[REQUIREMENT] The answer must consist of every line from the entries that holds the word "Análisis".

[DATA]

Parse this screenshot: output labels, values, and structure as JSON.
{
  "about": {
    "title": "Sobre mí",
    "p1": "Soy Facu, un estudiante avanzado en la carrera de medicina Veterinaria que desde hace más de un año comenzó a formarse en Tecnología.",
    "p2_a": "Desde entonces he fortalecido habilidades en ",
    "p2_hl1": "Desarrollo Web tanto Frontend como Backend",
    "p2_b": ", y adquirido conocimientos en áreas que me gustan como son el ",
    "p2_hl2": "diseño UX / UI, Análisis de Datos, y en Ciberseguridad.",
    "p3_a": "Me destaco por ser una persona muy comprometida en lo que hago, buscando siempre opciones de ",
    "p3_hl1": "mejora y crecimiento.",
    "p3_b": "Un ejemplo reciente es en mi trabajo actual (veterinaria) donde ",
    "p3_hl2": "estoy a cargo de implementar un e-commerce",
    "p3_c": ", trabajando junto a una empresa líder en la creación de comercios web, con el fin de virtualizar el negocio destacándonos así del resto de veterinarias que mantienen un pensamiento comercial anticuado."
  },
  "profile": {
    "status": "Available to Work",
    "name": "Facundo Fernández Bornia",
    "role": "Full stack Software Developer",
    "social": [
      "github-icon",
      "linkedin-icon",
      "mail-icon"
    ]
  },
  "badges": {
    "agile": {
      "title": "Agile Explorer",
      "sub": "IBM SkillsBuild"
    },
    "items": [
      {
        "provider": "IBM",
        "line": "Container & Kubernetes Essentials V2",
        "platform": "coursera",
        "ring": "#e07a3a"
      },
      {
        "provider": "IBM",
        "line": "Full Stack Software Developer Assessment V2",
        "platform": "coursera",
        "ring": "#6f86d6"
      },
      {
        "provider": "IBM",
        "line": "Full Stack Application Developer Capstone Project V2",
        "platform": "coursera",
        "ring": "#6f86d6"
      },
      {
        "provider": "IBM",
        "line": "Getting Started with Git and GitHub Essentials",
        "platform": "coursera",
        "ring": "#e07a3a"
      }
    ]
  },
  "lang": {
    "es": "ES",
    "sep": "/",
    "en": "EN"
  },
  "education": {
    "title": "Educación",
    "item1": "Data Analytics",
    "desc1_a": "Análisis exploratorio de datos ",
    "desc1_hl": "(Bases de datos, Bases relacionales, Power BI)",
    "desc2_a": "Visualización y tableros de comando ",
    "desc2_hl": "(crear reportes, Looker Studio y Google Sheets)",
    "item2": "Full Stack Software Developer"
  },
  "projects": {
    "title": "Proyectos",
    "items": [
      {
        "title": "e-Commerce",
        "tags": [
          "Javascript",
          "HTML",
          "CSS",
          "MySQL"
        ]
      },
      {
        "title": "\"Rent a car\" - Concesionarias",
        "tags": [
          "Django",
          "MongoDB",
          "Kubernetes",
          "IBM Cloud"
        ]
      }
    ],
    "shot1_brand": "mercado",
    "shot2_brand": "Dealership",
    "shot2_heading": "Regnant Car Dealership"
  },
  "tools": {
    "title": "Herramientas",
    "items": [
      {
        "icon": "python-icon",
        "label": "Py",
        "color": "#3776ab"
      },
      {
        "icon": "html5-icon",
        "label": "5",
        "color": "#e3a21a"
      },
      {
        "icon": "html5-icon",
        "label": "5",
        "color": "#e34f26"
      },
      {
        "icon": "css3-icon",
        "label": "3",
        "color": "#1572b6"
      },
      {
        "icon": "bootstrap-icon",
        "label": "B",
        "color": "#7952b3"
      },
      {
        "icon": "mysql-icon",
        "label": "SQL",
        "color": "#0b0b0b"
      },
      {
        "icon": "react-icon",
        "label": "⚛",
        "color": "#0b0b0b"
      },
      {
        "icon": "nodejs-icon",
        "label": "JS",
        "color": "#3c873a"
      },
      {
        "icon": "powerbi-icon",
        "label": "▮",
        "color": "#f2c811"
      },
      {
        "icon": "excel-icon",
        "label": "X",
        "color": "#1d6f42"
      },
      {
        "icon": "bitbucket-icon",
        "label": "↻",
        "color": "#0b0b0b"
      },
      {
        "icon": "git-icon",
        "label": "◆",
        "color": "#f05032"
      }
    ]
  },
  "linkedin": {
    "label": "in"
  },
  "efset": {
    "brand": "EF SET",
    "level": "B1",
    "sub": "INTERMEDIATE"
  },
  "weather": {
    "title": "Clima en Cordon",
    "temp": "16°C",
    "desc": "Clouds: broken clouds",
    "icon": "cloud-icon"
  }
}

[EXERCISE ANSWER]
    "p2_hl2": "diseño UX / UI, Análisis de Datos, y en Ciberseguridad.",
    "desc1_a": "Análisis exploratorio de datos ",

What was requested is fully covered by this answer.